The New Taiwan dollar on Friday rose to its highest against the US dollar in more than four years on the back of more foreign fund inflows, dealers said, with the greenback shedding NT$0.132 to close at NT$29.430.
In addition to foreign fund inflows, the downward pressure on the US dollar also reflected the strength of other regional currencies and strong foreign institutional buying of local equities, they said.
Meanwhile, seasonal fund demand from local exporters as the Lunar New Year holiday approaches also boosted the NT dollar throughout the session, they added.
The US dollar closed at its lowest since Oct. 23, 2013, when the greenback ended at NT$29.425 against the NT dollar.
For the week, the US dollar fell NT$0.170, or 0.58 percent, against the NT dollar from a close of NT$29.600 on Jan. 12.
On Friday, the greenback opened at NT$29.550 and moved between NT$29.387 and NT$29.553 before the close. Turnover totaled US$1.193 billion during the trading session.
Soon after the local foreign exchange market opened, the US dollar faced strong selling as foreign investors moved funds into the region, with the US dollar index, which tracks the currencies of Washington’s six top trading partners, continuing to weaken, dealers said.
A weaker US dollar index gave foreign investors a larger appetite to take risks by parking their funds in non-greenback assets, such as the NT dollar, they said.
A strong showing by the local equity market on the back of massive foreign institutional buying gave an additional boost to the NT dollar, dealers said.
Foreign institutional investors bought a net NT$8.62 billion (US$292.9 million) of shares on the main board, sending the TAIEX up 0.72 percent at the end of the session on Friday, the Taiwan Stock Exchange said.
Fund demand from local exporters is expected to continue to push the US dollar down ahead of the Lunar New Year holiday, which is to start on Feb. 15, dealers said.
Elsewhere on Friday, the US dollar held steady above a three-year low versus a basket of currencies, marking a fifth week of falls and its longest losing streak since May 2015, as worries over a US government shutdown weighed.
On Thursday, the US House of Representatives passed a bill to fund government operations through Feb. 16 and avoid agency shutdowns from yesterday, when existing allocations expire.
However, the measure was not approved by the US Senate, despite 11th-hour negotiations between Republicans and Democrats on Friday.
Senate Minority Leader Chuck Schumer had earlier on Friday met with US President Donald Trump to find ways to avert a shutdown.
Schumer suggested some progress had been made, but they still had “a good number of disagreements.”
“At the start of the week, it was an outside risk. Now it’s a real risk,” Credit Agricole New York-based currency strategist Vassili Serebriakov said of a government shutdown.
Even as the likelihood of a shutdown grew, the greenback managed to hold steady against a group of major currencies on a trade-weighted basis.
Some investors downplayed a possible shutdown, saying the market impact would be mild anyway.

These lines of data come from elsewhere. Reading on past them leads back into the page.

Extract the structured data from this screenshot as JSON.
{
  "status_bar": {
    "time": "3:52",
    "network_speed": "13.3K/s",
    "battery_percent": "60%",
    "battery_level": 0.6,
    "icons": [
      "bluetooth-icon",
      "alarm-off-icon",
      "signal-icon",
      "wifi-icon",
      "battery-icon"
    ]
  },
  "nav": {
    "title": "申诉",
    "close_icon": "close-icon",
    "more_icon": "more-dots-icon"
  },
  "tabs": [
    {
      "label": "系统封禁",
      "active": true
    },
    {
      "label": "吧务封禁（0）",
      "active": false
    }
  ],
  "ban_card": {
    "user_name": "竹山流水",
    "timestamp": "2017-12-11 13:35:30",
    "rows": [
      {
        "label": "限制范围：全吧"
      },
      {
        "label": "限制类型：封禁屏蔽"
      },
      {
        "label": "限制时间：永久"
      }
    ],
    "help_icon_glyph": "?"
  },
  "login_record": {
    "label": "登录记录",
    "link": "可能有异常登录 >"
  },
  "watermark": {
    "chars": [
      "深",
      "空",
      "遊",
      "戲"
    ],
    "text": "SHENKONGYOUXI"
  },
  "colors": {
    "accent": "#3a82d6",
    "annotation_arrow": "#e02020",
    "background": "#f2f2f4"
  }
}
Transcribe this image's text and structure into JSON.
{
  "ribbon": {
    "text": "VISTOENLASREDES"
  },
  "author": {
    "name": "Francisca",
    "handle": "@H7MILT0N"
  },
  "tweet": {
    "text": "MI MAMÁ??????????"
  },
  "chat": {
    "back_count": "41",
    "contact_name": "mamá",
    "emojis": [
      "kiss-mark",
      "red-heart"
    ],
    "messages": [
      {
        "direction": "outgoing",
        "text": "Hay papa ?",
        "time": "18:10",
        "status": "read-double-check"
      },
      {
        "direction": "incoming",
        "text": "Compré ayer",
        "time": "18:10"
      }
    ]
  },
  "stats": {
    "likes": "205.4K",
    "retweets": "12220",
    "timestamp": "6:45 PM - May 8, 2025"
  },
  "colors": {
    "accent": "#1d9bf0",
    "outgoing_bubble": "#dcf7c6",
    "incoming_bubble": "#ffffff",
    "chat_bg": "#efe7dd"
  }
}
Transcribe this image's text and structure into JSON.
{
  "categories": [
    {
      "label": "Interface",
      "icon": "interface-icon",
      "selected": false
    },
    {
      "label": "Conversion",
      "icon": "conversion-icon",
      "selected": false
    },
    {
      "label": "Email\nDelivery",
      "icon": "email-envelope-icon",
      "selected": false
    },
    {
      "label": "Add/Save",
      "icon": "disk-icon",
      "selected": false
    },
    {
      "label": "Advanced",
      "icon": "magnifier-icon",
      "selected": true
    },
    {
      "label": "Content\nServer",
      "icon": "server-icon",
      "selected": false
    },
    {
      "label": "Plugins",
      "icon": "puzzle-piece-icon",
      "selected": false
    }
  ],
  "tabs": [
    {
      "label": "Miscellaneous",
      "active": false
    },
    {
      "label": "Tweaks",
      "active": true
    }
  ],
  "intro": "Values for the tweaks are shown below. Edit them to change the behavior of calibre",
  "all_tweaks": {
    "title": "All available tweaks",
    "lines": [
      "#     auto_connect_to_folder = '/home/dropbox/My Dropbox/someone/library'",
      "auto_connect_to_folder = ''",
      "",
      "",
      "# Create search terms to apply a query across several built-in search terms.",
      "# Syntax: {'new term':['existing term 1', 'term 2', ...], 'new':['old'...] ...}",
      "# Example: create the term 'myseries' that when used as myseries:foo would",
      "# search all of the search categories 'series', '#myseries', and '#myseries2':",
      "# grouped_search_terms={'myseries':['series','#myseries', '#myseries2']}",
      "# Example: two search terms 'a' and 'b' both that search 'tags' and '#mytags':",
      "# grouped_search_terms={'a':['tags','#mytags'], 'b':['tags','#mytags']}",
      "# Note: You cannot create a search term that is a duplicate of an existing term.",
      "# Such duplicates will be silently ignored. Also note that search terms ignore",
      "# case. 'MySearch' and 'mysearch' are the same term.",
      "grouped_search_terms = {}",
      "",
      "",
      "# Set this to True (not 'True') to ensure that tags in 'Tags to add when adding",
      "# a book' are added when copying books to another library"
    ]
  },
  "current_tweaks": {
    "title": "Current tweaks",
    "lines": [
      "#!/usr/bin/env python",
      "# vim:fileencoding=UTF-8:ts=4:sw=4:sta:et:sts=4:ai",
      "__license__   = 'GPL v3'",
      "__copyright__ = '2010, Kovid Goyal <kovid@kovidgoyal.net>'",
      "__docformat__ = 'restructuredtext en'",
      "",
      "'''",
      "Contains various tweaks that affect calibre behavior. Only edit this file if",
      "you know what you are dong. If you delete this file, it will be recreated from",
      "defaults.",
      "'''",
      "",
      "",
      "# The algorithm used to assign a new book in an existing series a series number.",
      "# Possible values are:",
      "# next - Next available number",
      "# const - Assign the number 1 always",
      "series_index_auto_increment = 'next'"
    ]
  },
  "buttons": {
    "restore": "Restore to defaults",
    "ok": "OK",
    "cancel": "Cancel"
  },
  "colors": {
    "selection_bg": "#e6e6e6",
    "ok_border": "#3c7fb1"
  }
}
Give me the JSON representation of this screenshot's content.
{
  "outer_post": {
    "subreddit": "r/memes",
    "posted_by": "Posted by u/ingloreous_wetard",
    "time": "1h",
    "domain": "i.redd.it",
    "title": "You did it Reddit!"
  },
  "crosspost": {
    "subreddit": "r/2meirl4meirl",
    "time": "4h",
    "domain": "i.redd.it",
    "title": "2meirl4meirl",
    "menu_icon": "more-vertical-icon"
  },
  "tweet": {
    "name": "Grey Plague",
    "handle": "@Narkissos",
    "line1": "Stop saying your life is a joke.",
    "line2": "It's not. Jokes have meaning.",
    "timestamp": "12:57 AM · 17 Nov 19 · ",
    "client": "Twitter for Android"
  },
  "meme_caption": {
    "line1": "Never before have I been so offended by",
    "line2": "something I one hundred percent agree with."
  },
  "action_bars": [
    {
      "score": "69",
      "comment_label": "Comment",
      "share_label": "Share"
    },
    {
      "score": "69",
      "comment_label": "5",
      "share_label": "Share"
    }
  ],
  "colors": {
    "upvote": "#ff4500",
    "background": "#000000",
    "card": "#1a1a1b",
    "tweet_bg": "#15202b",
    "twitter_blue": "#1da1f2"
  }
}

“It’s more a political event than an economic one,” said Alessio de Longis, portfolio manager for OppenheimerFunds Inc’s global multi-asset group. “We have been in this situation before.”
At 3:26pm in New York, the trade-weighted US dollar index was up 0.06 percent at 90.591.
Earlier this week it touched the lowest level since December 2014, with investors selling on the view that more central banks would join the US Federal Reserve in raising interest rates after years of ultra-loose policy adopted to combat the 2008 global financial crisis and subsequent recessions.
The euro was down 0.06 percent at US$1.2230, below a three-year high of US$1.2323 touched on Wednesday.
The common currency booked a fifth straight week of gains in advance of the European Central Bank’s meeting on Thursday next week.
The US dollar was down 0.41 percent at ￥110.64, with its rebound from Wednesday’s four-month low of ￥110.19 already fading even as the benchmark US 10-year yield rose to the highest level since Sept. 2014.
A slim reduction in the Bank of Japan’s (BOJ) bond purchases this month spurred speculation about a possible pullback in its policy, even though many market players think any move will be many months away.
“Markets are increasingly sensitive to the prospect of a less dovish BOJ, which is putting pressure on dollar/yen,” UBS Wealth Management analysts said in a note.
They added that they would be looking to the BOJ’s policy meeting next week to gain more clarity on its stance.
“For now, we do not think the BOJ has any urgency to shift its yield curve control regime,” they said.
Another factor behind the US dollar’s weakness has been global investors, including sovereign wealth funds and central banks, favoring other currencies.